Find and copy each line in the material below where the string "JSON" occurs.
—————
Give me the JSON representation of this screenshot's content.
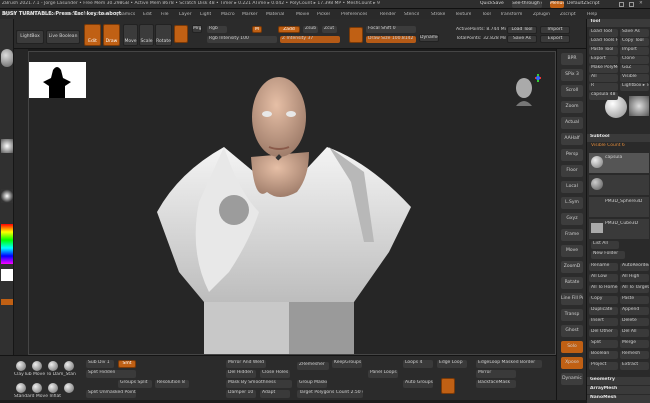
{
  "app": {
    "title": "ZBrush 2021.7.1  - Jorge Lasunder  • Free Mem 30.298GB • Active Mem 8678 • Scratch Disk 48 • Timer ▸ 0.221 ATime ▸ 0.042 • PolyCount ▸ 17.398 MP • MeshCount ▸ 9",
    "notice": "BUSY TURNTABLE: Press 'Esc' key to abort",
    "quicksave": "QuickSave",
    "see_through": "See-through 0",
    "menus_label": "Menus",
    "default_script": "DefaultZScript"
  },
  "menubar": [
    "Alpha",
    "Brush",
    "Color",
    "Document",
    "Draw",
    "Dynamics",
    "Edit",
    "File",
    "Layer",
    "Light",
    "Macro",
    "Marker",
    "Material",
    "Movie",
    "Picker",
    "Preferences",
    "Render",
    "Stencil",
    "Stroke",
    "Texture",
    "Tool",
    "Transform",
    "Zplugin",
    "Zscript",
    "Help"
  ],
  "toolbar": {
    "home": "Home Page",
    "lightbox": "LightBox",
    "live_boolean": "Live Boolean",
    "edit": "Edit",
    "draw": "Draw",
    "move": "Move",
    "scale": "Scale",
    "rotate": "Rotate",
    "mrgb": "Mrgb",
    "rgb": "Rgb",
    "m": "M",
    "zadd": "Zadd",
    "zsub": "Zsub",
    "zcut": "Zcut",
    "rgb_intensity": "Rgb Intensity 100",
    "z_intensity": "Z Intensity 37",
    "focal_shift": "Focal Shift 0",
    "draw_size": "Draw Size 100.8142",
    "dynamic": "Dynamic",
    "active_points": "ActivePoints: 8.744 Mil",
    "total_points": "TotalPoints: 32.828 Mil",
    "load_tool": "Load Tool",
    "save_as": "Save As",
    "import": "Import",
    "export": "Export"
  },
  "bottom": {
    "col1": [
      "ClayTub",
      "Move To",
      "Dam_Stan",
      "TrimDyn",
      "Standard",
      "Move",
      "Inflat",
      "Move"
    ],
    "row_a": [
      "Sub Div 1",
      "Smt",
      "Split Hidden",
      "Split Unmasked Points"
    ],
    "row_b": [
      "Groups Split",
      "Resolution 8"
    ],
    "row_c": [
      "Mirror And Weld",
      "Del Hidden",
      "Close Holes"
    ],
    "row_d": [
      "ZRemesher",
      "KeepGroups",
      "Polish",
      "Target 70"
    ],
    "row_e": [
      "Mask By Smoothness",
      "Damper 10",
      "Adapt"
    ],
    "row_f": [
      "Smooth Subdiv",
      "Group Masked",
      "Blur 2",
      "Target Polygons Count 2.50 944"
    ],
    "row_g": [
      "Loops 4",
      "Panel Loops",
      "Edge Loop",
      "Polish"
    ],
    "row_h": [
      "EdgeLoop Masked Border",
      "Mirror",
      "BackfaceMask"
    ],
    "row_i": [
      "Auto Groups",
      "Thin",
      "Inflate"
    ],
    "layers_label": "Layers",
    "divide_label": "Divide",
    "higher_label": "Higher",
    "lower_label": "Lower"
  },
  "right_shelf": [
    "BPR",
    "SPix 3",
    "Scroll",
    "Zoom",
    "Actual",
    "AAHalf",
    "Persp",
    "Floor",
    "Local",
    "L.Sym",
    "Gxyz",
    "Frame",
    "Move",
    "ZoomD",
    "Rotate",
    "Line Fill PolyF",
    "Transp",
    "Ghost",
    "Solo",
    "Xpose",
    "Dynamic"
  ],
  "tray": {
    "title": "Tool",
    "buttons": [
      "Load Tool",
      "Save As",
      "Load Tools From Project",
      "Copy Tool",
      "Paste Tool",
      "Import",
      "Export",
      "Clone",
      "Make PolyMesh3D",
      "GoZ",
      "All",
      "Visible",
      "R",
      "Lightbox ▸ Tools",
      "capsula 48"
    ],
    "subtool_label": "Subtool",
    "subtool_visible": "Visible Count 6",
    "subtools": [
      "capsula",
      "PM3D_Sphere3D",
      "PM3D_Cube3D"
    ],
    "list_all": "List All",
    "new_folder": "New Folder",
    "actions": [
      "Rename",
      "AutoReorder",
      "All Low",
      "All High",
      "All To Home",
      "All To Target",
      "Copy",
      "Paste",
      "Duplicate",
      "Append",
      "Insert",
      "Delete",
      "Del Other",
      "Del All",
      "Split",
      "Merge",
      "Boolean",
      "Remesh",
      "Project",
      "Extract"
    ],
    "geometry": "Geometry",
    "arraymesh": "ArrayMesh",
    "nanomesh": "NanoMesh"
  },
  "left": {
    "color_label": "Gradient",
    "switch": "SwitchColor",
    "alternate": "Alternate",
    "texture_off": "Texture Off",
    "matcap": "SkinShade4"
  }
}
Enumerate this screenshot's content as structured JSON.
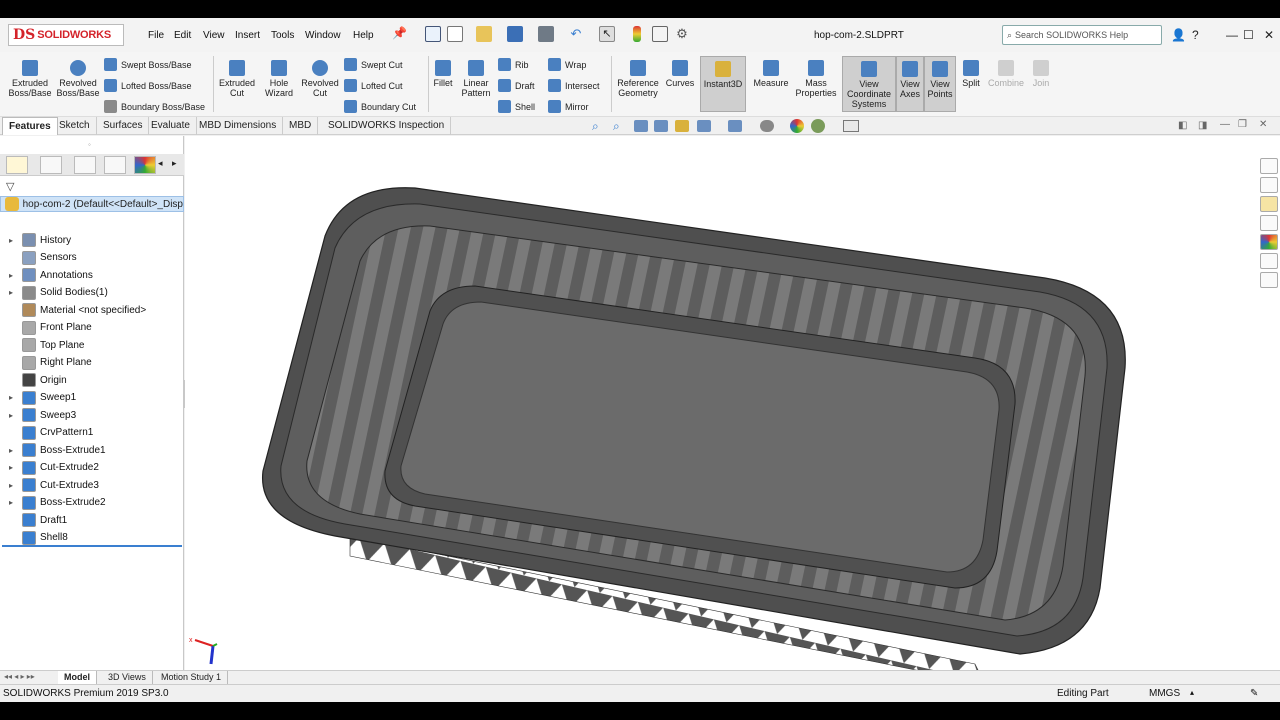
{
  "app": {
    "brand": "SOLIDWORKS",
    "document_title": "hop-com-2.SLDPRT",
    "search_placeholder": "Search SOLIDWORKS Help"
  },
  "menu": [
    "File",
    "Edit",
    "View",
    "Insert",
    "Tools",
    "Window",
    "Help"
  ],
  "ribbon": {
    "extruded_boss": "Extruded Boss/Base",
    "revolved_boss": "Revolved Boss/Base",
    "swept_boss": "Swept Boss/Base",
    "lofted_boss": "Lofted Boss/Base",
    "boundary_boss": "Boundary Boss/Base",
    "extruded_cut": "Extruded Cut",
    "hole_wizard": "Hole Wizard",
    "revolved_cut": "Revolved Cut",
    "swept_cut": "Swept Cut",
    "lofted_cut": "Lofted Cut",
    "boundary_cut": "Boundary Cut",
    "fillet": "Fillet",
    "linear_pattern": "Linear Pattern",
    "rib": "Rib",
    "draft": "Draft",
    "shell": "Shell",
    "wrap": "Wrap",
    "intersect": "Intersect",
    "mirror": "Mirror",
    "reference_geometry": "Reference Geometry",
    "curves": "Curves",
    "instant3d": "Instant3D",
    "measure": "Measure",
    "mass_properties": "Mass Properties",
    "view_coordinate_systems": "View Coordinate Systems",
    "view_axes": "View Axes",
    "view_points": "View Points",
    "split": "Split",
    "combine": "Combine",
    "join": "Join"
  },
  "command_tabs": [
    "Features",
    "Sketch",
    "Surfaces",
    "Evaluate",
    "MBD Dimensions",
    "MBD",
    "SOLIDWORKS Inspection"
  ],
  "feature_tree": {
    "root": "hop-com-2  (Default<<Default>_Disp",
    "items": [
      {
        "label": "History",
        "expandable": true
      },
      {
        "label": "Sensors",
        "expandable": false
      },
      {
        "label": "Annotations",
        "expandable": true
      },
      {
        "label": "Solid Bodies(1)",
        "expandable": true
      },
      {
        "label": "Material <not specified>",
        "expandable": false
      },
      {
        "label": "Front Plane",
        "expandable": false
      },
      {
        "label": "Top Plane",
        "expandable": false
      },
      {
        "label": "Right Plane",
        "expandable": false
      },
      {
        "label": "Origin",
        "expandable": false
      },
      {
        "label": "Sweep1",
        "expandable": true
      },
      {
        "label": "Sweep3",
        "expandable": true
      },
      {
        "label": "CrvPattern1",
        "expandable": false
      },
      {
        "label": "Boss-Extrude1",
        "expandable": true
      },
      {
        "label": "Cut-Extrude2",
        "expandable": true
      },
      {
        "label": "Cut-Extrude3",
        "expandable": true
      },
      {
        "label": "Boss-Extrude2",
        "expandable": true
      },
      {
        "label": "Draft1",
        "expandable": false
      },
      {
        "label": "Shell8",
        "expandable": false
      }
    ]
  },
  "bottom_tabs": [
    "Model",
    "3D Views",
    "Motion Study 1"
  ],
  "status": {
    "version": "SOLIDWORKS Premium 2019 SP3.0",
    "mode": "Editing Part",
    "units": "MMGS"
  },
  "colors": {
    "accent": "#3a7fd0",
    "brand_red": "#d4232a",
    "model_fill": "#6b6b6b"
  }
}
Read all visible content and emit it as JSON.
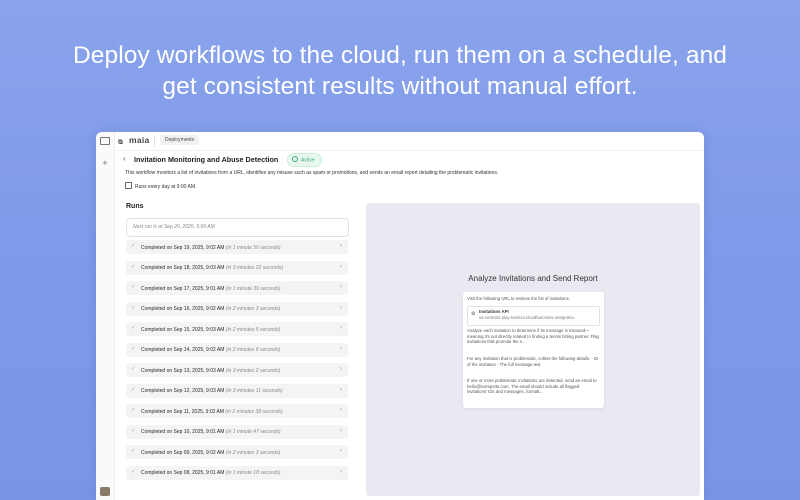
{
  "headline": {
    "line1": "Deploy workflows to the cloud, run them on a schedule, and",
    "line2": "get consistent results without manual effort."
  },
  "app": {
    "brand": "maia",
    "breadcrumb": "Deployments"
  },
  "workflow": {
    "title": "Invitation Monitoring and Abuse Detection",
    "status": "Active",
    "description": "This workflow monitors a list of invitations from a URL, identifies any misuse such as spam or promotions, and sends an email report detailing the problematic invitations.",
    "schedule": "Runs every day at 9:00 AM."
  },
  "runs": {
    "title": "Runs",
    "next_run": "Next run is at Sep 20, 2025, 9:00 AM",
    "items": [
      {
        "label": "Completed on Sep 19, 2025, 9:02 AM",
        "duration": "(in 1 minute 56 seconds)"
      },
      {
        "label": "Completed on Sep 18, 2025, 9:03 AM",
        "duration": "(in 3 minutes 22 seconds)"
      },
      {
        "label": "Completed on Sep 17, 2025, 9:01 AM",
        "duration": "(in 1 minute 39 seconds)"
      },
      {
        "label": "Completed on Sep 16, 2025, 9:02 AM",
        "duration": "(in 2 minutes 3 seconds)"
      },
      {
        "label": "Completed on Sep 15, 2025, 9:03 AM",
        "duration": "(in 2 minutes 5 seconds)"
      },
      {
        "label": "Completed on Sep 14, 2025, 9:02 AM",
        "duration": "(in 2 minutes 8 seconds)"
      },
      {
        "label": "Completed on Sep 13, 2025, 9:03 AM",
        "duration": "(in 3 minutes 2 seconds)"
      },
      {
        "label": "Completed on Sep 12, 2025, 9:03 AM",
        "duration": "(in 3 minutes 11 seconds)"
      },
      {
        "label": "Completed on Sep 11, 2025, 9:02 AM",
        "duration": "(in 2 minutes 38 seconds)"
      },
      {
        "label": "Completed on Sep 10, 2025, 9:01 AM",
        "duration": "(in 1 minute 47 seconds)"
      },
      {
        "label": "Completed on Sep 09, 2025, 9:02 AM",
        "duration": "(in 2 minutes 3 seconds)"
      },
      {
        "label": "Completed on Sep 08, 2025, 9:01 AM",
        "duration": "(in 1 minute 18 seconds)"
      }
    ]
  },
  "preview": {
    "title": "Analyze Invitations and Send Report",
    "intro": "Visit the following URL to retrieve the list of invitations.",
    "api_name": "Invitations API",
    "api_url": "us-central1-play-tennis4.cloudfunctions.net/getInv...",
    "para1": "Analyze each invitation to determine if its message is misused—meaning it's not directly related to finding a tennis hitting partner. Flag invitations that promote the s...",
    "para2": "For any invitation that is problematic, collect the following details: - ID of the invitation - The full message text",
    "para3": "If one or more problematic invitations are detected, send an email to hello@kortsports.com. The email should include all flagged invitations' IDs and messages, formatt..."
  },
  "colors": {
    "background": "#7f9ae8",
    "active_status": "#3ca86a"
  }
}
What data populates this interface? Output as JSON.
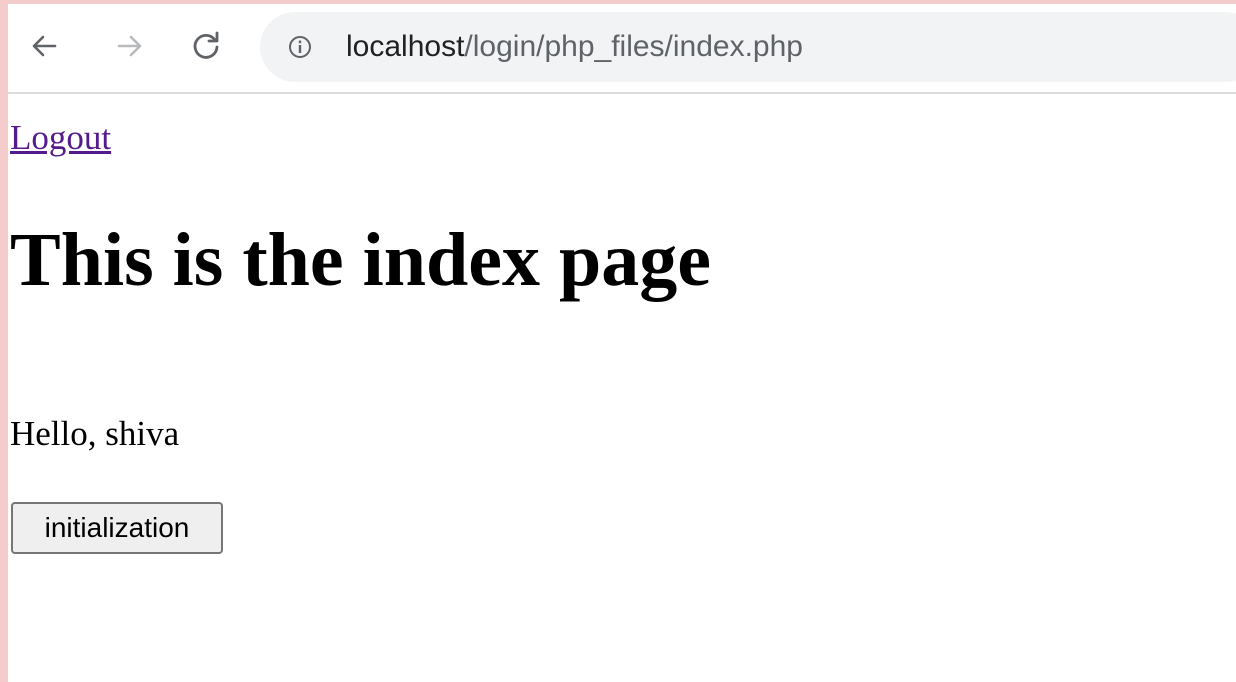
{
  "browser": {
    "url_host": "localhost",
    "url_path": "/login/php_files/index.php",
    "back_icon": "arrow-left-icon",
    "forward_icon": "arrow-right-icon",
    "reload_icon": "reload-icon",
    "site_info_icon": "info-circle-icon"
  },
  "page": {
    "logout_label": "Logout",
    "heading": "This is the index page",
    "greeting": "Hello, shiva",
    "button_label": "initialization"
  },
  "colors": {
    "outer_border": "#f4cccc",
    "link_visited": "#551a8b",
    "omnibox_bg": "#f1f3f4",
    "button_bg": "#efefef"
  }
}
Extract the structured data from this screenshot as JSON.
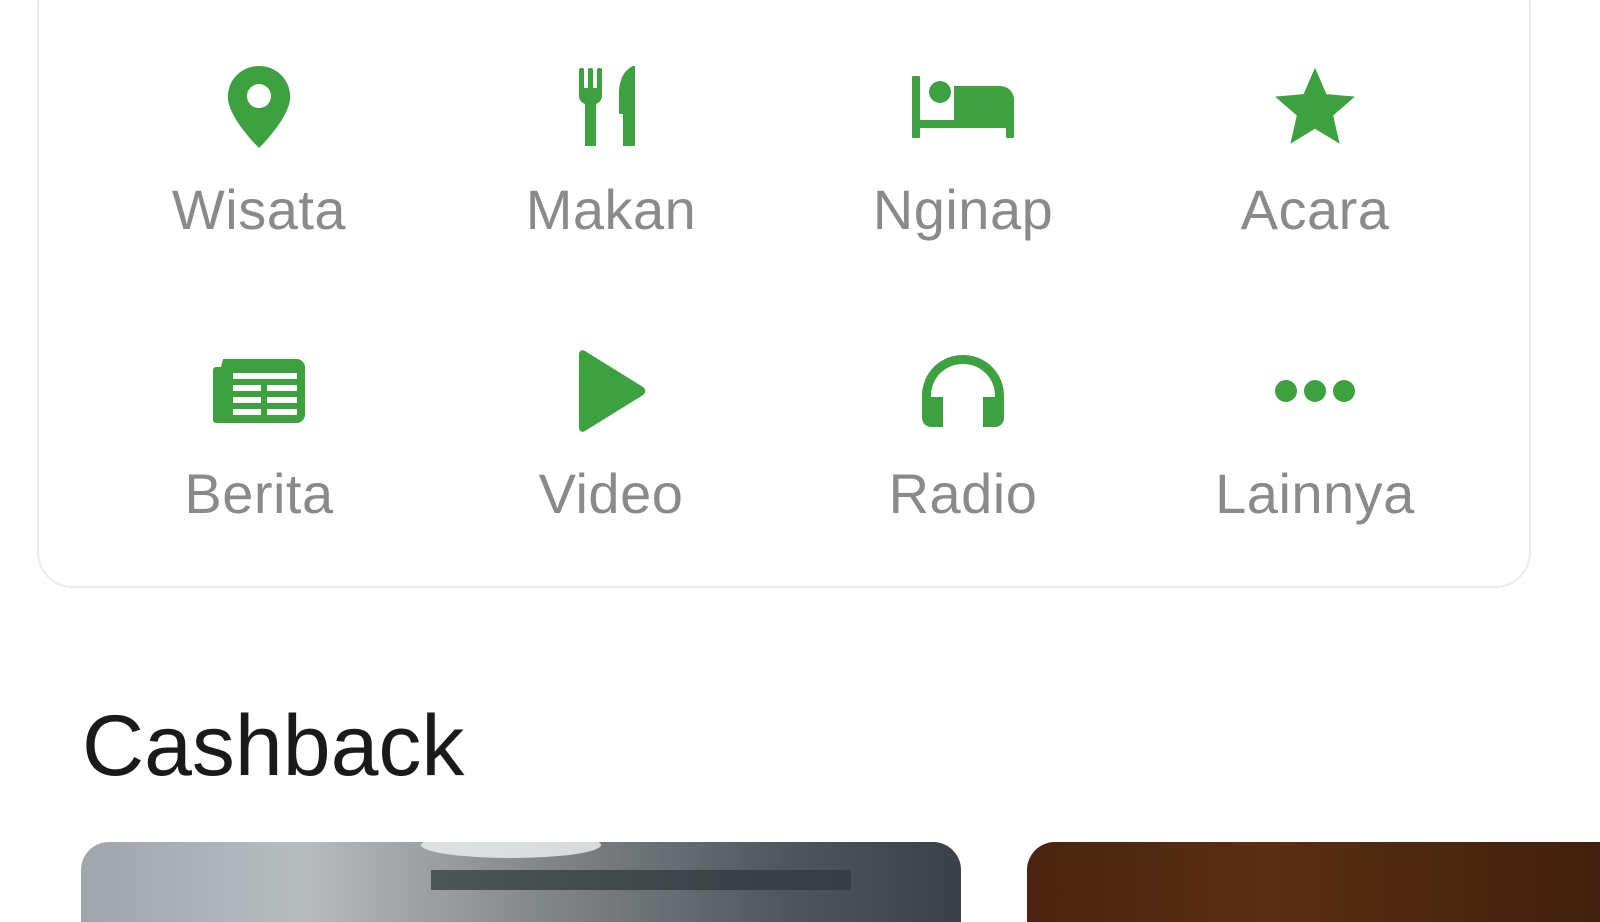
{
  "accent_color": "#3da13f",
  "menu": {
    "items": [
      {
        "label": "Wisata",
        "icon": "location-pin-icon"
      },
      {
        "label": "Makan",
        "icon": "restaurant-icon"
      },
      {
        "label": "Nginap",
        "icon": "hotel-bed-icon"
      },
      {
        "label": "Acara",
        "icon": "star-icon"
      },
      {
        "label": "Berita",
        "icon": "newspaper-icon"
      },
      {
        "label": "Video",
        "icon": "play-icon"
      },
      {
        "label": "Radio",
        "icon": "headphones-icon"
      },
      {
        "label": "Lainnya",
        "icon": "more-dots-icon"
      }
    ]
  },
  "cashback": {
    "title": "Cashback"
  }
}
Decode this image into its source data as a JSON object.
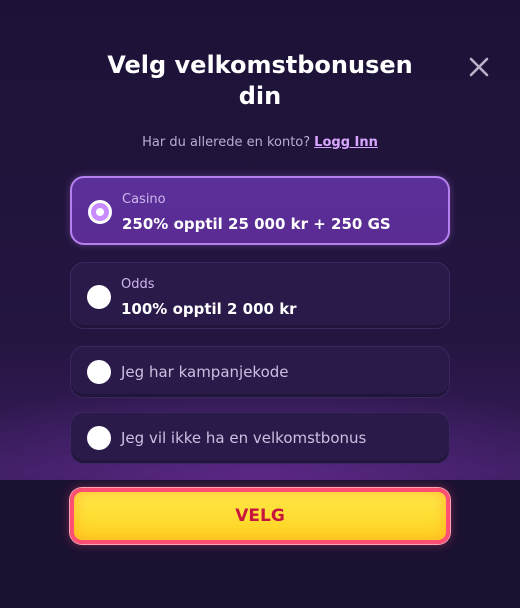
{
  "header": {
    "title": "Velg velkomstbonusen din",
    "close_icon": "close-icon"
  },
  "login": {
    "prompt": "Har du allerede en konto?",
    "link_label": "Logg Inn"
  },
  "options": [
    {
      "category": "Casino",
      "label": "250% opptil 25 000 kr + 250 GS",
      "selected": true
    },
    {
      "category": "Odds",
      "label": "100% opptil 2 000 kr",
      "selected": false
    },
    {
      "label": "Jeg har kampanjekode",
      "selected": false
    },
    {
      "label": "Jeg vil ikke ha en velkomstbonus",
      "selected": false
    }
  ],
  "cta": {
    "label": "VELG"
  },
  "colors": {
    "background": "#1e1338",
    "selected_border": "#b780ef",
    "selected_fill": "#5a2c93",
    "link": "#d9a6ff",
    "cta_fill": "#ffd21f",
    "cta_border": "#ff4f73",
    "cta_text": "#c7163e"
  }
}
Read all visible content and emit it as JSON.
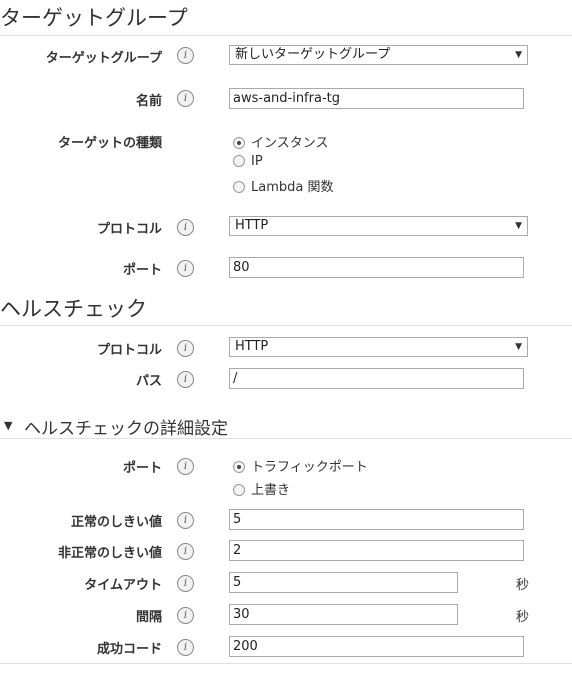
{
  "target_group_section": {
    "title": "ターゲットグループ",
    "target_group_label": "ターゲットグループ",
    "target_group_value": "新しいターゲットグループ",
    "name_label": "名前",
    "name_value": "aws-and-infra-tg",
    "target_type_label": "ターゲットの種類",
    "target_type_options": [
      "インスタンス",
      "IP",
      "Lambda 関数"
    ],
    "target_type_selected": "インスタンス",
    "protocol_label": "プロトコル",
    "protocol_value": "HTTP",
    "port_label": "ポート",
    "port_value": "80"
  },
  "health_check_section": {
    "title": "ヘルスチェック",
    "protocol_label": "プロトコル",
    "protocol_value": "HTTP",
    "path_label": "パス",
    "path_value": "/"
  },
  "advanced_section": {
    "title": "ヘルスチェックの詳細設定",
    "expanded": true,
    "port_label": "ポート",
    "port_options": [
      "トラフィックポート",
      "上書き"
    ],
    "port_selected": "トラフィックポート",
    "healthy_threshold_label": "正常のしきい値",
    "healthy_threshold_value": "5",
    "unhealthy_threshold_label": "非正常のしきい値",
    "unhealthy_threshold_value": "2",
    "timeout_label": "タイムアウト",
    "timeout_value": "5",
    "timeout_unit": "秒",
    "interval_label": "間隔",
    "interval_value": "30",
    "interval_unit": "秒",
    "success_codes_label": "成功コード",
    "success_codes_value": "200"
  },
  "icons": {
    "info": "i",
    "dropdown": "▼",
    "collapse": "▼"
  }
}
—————
▶ **Output of the exercise**:
Give me the JSON representation of this screenshot's content.
Enumerate this screenshot's content as structured JSON.
Read all visible content and emit it as JSON.
What data populates this interface? Output as JSON.
Extract the structured data from this screenshot as JSON.
Decode this image into its source data as a JSON object.
Read all visible content and emit it as JSON.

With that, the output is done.